Community Picnic Is a Hit

Nestor Gil and Luis Schettino hold a pinata while a crowd of people watches during the LaJiraGira picnic event on the Karl Stirner Arts Trail in Easton, Pennsylvania.

The LaJiraGira picnic on the trail attracted a large crowd that enjoyed food, music, art, and the pleasures of community on Aug. 6.

The group met at the Silk pedestrian bridge linking to the arts trail, where event organizer Nestor Gil, the Karl Stirner Arts Trail artist-in-residence this year, welcomed participants and provided background on what they were about to enjoy. The group walked on the trail together, with several people taking turns holding what Gil called the event’s “mascot,” a piñata made of tobacco-stained paper, 24 gold leaf, and butterflies, attached to a long pole.

The journey ended near the Labyrinth art installation. Participants sat on blankets and the ground as they listened to Jim Toia, KSAT executive director, give remarks, followed by Gil, and then watched as several children and a couple of adults took a turn whacking the piñata with a stick until it surrendered its candy treasure.

Residents enjoyed food supplied by the La Perla Tapatia restaurant in Easton, music, and each other’s company. The Rio Bossa Trio played bossa nova, Latin popular music, and Latin jazz. The group featured Jorge Torres, guitar; Steve Foreman, bass; and William Weisbach, percussion

LaJiraGira expresses traces of Gil’s family and ethnic histories as a community-centered, lived experience in which ritual, festivity, and food play a central role.

“As a child, I often found myself among the chaos of community as we made processions, prayers, and rituals out of major and minor life events,” says Gil, associate professor of art at Lafayette College. “I wanted LaJiraGira to bring some of that energy and life into a context where we as a diverse community could share in it together.”

Gil took photos of people’s blankets during the picnic and will make prints from them as part of his tenure as KSAT artist-in-residence. The printed picnic blanket forms, which he sees as reshapeable, portable sculptures, will be placed on the arts trail for short periods either in concert with an event (such as the Movies Along the Trail screening on Oct. 21) or randomly as an invitation for people to engage in impromptu gatherings or to elevate awareness of a particular location on the trail.

LaJiraGira was made possible by a Hotel Tax Grant from Northampton County, Pennsylvania.

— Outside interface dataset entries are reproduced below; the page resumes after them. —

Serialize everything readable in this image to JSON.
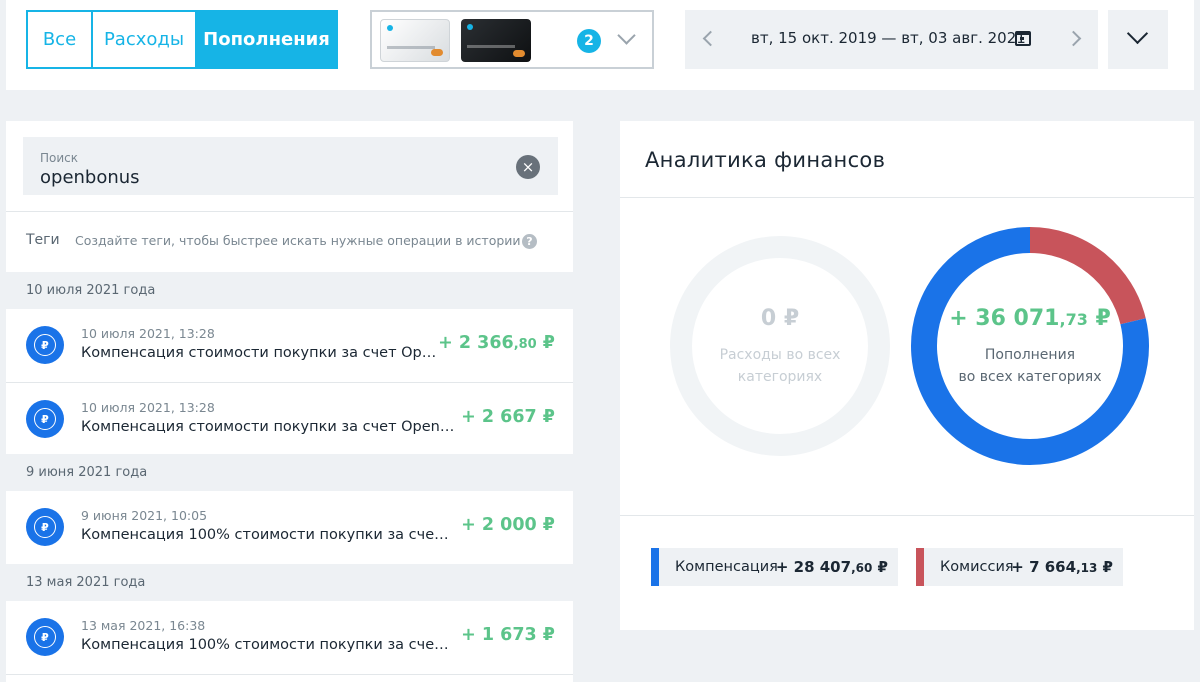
{
  "filters": {
    "tabs": [
      {
        "label": "Все"
      },
      {
        "label": "Расходы"
      },
      {
        "label": "Пополнения"
      }
    ],
    "active": "Пополнения"
  },
  "cards": {
    "count": "2"
  },
  "date_range": {
    "text": "вт, 15 окт. 2019 — вт, 03 авг. 2021"
  },
  "search": {
    "label": "Поиск",
    "value": "openbonus",
    "clear_icon": "×"
  },
  "tags": {
    "label": "Теги",
    "hint": "Создайте теги, чтобы быстрее искать нужные операции в истории",
    "help_icon": "?"
  },
  "history": {
    "groups": [
      {
        "date": "10 июля 2021 года",
        "items": [
          {
            "time": "10 июля 2021, 13:28",
            "desc": "Компенсация стоимости покупки за счет Op…",
            "amount_int": "+ 2 366",
            "amount_frac": ",80",
            "currency": " ₽"
          },
          {
            "time": "10 июля 2021, 13:28",
            "desc": "Компенсация стоимости покупки за счет Open…",
            "amount_int": "+ 2 667",
            "amount_frac": "",
            "currency": " ₽"
          }
        ]
      },
      {
        "date": "9 июня 2021 года",
        "items": [
          {
            "time": "9 июня 2021, 10:05",
            "desc": "Компенсация 100% стоимости покупки за счет…",
            "amount_int": "+ 2 000",
            "amount_frac": "",
            "currency": " ₽"
          }
        ]
      },
      {
        "date": "13 мая 2021 года",
        "items": [
          {
            "time": "13 мая 2021, 16:38",
            "desc": "Компенсация 100% стоимости покупки за счет …",
            "amount_int": "+ 1 673",
            "amount_frac": "",
            "currency": " ₽"
          }
        ]
      }
    ],
    "item_icon_glyph": "₽"
  },
  "analytics": {
    "title": "Аналитика финансов",
    "expenses": {
      "amount": "0 ₽",
      "label_line1": "Расходы во всех",
      "label_line2": "категориях"
    },
    "income": {
      "amount_int": "+ 36 071",
      "amount_frac": ",73",
      "currency": " ₽",
      "label_line1": "Пополнения",
      "label_line2": "во всех категориях"
    },
    "breakdown": [
      {
        "name": "Компенсация",
        "value": 28407.6,
        "value_int": "+ 28 407",
        "value_frac": ",60",
        "currency": " ₽",
        "color": "#1a73e8"
      },
      {
        "name": "Комиссия",
        "value": 7664.13,
        "value_int": "+ 7 664",
        "value_frac": ",13",
        "currency": " ₽",
        "color": "#c8545b"
      }
    ]
  },
  "colors": {
    "accent": "#16b4e6",
    "income_green": "#5cc48a",
    "icon_blue": "#1a73e8"
  }
}
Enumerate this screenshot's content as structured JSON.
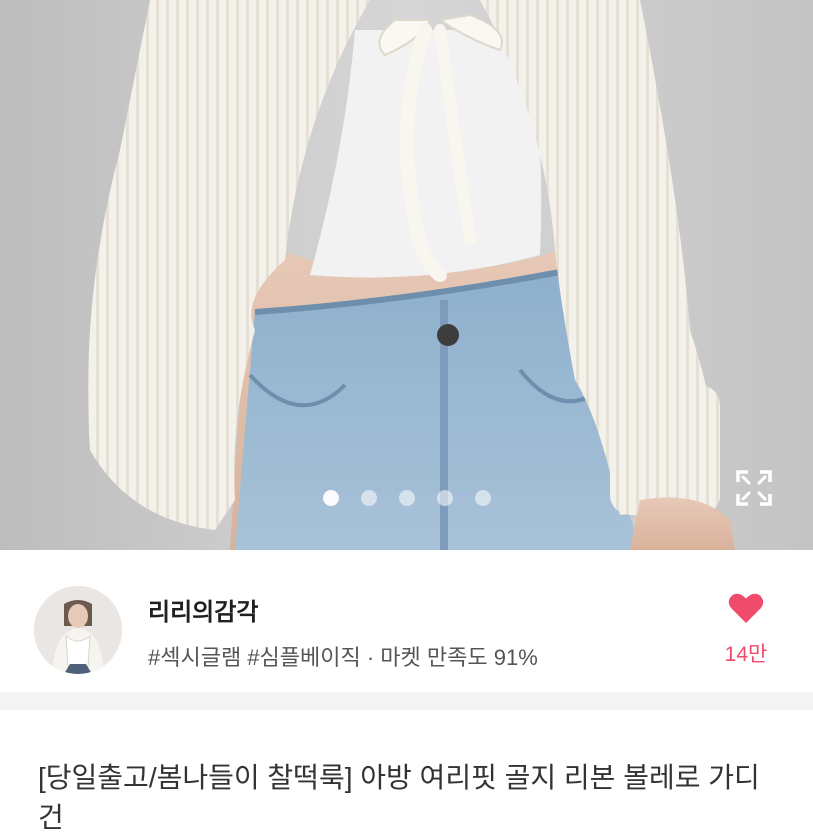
{
  "product": {
    "image_alt": "white ribbon bolero cardigan with jeans",
    "carousel": {
      "total": 5,
      "active": 1
    }
  },
  "seller": {
    "name": "리리의감각",
    "tags": "#섹시글램 #심플베이직 · 마켓 만족도 91%"
  },
  "like": {
    "count": "14만",
    "color": "#ef4b6a",
    "icon": "heart-icon"
  },
  "item": {
    "title": "[당일출고/봄나들이 찰떡룩] 아방 여리핏 골지 리본 볼레로 가디건"
  },
  "icons": {
    "expand": "expand-icon"
  }
}
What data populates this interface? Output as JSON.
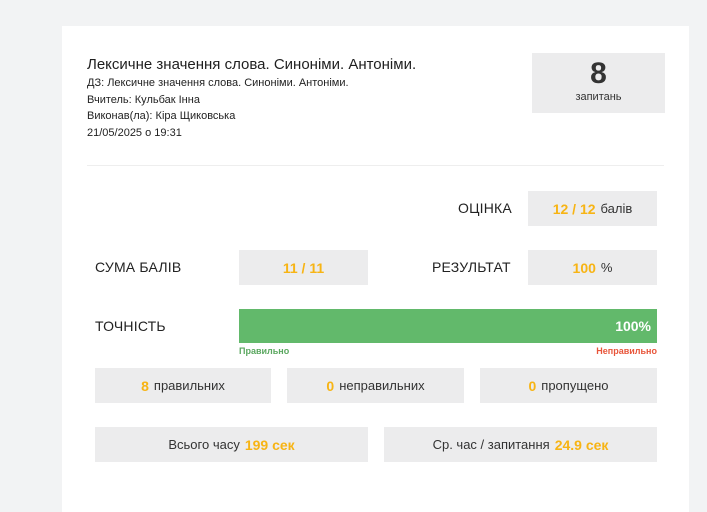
{
  "header": {
    "title": "Лексичне значення слова. Синоніми. Антоніми.",
    "homework": "ДЗ: Лексичне значення слова. Синоніми. Антоніми.",
    "teacher": "Вчитель: Кульбак Інна",
    "performer": "Виконав(ла): Кіра Щиковська",
    "datetime": "21/05/2025 о 19:31"
  },
  "questions": {
    "count": "8",
    "label": "запитань"
  },
  "grade": {
    "label": "ОЦІНКА",
    "value": "12 / 12",
    "unit": "балів"
  },
  "score": {
    "label": "СУМА БАЛІВ",
    "value": "11 / 11"
  },
  "result": {
    "label": "РЕЗУЛЬТАТ",
    "value": "100",
    "unit": "%"
  },
  "accuracy": {
    "label": "ТОЧНІСТЬ",
    "percent_text": "100%",
    "fraction": 1.0,
    "correct_label": "Правильно",
    "incorrect_label": "Неправильно"
  },
  "stats": {
    "correct": {
      "value": "8",
      "label": "правильних"
    },
    "incorrect": {
      "value": "0",
      "label": "неправильних"
    },
    "skipped": {
      "value": "0",
      "label": "пропущено"
    }
  },
  "time": {
    "total_label": "Всього часу",
    "total_value": "199 сек",
    "avg_label": "Ср. час / запитання",
    "avg_value": "24.9 сек"
  },
  "colors": {
    "accent": "#f7b414",
    "bar_green": "#62b96b",
    "correct_text": "#5aa75f",
    "incorrect_text": "#e8553a",
    "box_bg": "#ececed"
  }
}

To view the images at full size, click on one, then move your mouse to the right side of the expanded image and click on the arrow to scroll through the gallery. The photos were taken by Olivia Giralico, with the exception of the music ensemble, which was taken by Melissa Strom. View black and white photos by George Panichas.